After an early U.S. Civil War battle, the Union army retreated from the field, leaving the Confederate surgeons to treat the wounded -- starting with their own, of course.
The battle was so bloody that it took the surgeons three days to complete their surgeries and treatments. At the time, the standard treatment for a saber wound was to take the muddy, bloody uniform from a dead soldier lying nearby, shred the cloth, such as it was, and bind the wound to stop the bleeding.
These soldiers often were left aside for days. If gangrene developed, doctors resorted to amputation as the only possible course of action to save the life.
As the unfortunate Union soldiers lay in the fields, many died who might have otherwise survived with proper treatment. But many who managed not to die were found days later -- and with clean wounds. One surgeon, whose name is not known, very closely observed one such case and was startled to see that maggots were crawling around in the wound.
As you may know, maggots eat only dead flesh. This surgeon reasoned correctly that a fly had landed on the open wound, laid eggs, which then hatched, and the resulting larva fed upon the blood and dead tissue, thus "cleaning" the wound.
Now, you and I may look at that wound and gag. We might have asked an orderly to "clean" the wound. But that particular surgeon performed an important, incredibly powerful act, one that is fairly rare in modern business: He made a keen observation, unadulterated by preconceived perceptions and beliefs, then proceeded to transform it into cold reasoning, no matter how counterintuitive the deductions seemed.
He reasoned that if you purposely took those maggots and "infected" a wound with them, they would clean that wound.
The Northern and Southern doctors were trained at the same medical schools before the war, yet only this one Confederate doctor saw and reasoned appropriately.
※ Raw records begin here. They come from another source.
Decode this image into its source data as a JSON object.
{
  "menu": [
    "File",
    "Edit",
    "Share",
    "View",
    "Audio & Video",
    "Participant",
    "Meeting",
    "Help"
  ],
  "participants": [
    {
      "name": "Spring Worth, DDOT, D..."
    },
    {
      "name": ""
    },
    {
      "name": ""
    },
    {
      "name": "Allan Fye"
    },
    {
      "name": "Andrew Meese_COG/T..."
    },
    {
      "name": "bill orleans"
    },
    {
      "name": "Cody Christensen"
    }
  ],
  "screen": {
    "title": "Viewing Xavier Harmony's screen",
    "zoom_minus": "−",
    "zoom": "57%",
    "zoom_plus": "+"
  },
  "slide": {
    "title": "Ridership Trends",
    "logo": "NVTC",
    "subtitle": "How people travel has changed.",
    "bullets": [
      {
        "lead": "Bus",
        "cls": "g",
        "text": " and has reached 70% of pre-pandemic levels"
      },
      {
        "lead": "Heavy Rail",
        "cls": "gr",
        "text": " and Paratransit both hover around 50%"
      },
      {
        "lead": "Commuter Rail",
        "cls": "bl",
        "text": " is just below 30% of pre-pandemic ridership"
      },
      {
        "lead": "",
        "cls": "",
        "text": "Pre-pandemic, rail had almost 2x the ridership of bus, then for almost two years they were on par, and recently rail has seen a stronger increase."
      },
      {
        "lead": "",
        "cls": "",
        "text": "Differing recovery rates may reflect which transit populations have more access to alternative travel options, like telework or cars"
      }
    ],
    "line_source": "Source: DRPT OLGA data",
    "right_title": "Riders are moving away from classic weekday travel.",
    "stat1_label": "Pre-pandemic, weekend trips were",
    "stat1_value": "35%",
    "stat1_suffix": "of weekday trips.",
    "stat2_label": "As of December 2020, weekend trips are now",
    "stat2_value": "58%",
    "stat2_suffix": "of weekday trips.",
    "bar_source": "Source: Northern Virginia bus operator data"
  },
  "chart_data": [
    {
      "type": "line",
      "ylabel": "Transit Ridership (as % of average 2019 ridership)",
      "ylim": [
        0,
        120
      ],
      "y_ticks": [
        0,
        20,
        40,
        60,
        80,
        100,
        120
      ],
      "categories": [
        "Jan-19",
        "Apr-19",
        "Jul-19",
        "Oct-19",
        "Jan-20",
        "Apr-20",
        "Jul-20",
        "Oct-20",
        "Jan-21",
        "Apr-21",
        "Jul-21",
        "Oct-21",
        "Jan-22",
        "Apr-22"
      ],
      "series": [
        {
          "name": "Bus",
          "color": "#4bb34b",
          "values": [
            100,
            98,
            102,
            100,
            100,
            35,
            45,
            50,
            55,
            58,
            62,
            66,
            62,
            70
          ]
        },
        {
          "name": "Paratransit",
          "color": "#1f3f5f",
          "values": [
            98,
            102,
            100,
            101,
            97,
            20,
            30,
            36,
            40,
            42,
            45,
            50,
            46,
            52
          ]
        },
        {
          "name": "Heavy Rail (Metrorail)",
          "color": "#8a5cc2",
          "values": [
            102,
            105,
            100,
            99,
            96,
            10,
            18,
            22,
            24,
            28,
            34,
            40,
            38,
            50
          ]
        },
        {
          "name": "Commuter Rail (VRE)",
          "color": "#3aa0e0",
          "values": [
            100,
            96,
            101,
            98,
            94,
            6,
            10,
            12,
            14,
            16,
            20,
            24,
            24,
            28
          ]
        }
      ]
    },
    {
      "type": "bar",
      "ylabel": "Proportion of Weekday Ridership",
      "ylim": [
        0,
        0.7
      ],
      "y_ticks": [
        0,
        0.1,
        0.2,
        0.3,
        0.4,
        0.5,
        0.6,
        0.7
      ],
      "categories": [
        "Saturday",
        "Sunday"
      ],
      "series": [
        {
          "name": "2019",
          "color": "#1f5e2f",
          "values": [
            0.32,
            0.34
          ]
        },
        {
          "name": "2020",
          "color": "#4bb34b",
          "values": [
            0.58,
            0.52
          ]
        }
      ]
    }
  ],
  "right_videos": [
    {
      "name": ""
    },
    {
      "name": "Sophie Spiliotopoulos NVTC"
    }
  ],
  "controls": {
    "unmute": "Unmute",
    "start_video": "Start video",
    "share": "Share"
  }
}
So significant was this insight that it was kept as a military secret for the remainder of the war, resulting in Confederate soldiers returning to the front lines to fight again in much higher percentages than their Northern brethren -- a tremendous competitive advantage.
Now for the moral: You need to conduct an unbiased examination of your own business, then undertake some ruthless reasoning. Consider these grand strategies:
1. Concentrated growth -- This often is the comfortable strategy of choice, and at times, it's the correct one, but not always. Is there a growing need for your product or service? Can you continue to provide a strong competitive advantage?
2. Market development -- Have you considered a new or nontraditional market for your product or service? Instead of going head to head with local competition, you may find a nonserviced, untapped customer base in a different market. Or you may consider opening a sales office in Cleveland, exporting with a joint venture partner, or even entering the European Union with a complete facility somewhere in Europe.
3. Product development -- With evolving market needs and wants and quantum technology advances, developing new products or services may be key to your survival. This may be as simple as changing the compilation of your product or services mix.
Learn to look at your firm and your industry as a whole, without preconceived conclusions -- then explore promising options. By the way, field doctors practiced the medical use of maggots as far back as the Napoleonic wars, 150 years before our Civil War. It's interesting how common knowledge can be so easily lost. Do you think you have lost any?
Lance Kurke, Ph.D., is president of Kurke & Associates Inc., a Pittsburgh-based executive education and strategic planning firm. He also is president of the CEO Club of Pittsburgh, serves on the faculty at Duquesne University and is an adjunct at Carnegie Mellon University. Reach him at (412) 281-2930 or at firstname.lastname@example.org.